Here is great post from Sean Tubbs and Kendall Singleton on the new committee working out the logistics of bringing a streetcar to Charlottesville.
A couple of brief quotes describing what is to be discussed on February 17;
Careful evaluation of the West Main corridor has revealed that it would likely be able to host a single streetcar track in the middle of the street. In the event of a streetcar stop, the track would split in two, with a stop creating a new median. This enables a potential streetcar to run on a predictable schedule without interruption from normal street traffic, with the additional benefit that riders getting on and off would only have to cross one lane of vehicular traffic.
How is a streetcar any different/more useful than the trolley?
Currently, CTS provides its most visible public transportation along West Main Street via its free bus service, known as the trolley.

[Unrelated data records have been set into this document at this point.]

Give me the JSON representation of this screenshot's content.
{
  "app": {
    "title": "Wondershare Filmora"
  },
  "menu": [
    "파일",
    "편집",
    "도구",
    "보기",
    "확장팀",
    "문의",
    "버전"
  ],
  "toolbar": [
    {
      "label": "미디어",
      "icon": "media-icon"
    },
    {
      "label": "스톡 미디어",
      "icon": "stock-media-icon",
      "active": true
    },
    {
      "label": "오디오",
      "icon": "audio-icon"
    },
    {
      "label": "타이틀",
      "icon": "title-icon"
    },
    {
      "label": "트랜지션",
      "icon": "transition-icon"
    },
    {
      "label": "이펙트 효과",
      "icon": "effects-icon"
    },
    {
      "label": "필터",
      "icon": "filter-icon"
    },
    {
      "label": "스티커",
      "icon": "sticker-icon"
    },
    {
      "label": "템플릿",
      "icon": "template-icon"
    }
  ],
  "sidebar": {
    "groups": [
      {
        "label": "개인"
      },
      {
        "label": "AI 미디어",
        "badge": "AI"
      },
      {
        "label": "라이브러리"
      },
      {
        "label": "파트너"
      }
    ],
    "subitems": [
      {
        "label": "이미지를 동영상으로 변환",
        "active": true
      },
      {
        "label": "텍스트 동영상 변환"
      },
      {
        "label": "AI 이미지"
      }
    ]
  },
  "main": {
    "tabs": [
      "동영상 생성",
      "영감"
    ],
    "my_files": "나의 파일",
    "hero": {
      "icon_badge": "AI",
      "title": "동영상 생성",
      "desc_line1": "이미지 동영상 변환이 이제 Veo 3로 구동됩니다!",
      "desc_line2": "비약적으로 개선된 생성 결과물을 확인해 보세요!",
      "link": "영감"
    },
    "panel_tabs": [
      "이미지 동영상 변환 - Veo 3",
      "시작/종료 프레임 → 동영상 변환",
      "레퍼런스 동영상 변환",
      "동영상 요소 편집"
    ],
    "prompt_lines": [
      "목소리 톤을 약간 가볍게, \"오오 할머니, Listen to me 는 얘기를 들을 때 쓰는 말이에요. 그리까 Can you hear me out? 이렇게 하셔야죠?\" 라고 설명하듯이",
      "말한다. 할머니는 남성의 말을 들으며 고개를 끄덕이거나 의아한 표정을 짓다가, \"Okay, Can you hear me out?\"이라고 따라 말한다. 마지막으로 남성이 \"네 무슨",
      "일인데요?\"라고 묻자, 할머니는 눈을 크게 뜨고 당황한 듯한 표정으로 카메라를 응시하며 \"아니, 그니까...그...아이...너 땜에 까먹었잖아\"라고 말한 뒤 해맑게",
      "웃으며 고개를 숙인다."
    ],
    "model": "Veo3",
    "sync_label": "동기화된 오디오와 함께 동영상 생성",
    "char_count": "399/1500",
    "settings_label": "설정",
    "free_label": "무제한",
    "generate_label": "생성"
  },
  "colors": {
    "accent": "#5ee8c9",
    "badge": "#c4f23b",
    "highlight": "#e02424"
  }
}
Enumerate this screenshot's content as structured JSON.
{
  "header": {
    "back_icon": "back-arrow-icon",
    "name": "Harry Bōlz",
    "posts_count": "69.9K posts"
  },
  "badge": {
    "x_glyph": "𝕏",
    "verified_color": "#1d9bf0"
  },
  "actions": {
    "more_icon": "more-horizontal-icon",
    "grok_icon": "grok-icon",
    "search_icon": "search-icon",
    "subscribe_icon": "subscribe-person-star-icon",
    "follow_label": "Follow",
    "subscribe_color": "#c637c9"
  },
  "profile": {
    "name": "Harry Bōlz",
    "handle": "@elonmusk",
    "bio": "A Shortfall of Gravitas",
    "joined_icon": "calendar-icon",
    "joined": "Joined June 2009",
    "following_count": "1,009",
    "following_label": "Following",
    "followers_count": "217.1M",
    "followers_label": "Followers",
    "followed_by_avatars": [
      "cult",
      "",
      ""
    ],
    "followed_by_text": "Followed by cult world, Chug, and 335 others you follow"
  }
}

This special bus designed to look like an old-fashioned streetcar travels along much of the same pathway as its proposed replacement. The route is currently the most direct connection to the Mall and Grounds, and thus attracts both area residents and employees as well as those riders affiliated with UVa. During any given hour, there are three vehicles traveling in one direction along the loop. These buses share traffic with other wheeled vehicles, leading to potential delays for riders during rush hour. Annual expenses for the trolley come to a combined $1,026,000 in operating costs for CTS.
On the topic of consistency and sustainability…
Although far and away more expensive, a streetcar has a significant advantage over the existing trolley: it can either separate itself from existing street traffic via a distinct lane, or can utilize a “signal priority” system that turns traffic lights green with its approach, thus staying on a regular schedule. This consistency – at a pace that may be quicker than driving during rush hour – would be expected to attract those “choice” riders who currently avoid public transportation because of the unpredictability. One member of the Task Force says a streetcar’s advantage over a bus line is permanence.